- **Assignment**
In the listing below, find each line that holds the string "icon" and copy it.
* * * * *
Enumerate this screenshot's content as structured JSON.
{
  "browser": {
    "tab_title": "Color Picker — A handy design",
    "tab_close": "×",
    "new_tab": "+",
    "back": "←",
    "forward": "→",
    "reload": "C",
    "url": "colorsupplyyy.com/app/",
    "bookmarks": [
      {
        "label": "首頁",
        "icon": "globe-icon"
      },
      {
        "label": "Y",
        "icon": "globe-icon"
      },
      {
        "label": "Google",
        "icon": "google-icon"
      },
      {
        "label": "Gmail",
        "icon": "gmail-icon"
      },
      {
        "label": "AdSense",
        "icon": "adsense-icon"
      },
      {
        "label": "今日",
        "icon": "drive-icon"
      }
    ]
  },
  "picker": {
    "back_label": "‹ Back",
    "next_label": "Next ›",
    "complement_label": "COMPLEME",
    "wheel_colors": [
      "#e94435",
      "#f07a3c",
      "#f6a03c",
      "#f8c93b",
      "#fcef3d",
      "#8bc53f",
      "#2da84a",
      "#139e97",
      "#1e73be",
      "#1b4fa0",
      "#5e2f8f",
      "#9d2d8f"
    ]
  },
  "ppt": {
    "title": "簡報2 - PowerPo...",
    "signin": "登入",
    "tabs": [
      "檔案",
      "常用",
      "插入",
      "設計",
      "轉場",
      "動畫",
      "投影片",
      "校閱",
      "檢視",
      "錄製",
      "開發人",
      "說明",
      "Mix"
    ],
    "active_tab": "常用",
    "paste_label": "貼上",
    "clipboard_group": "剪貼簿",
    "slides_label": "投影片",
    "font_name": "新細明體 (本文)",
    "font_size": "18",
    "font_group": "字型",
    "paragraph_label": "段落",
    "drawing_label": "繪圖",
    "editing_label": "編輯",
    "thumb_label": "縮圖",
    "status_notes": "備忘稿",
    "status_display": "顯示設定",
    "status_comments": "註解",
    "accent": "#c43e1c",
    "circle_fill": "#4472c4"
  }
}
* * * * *
- **Result for this task**
        "icon": "globe-icon"
        "icon": "globe-icon"
        "icon": "google-icon"
        "icon": "gmail-icon"
        "icon": "adsense-icon"
        "icon": "drive-icon"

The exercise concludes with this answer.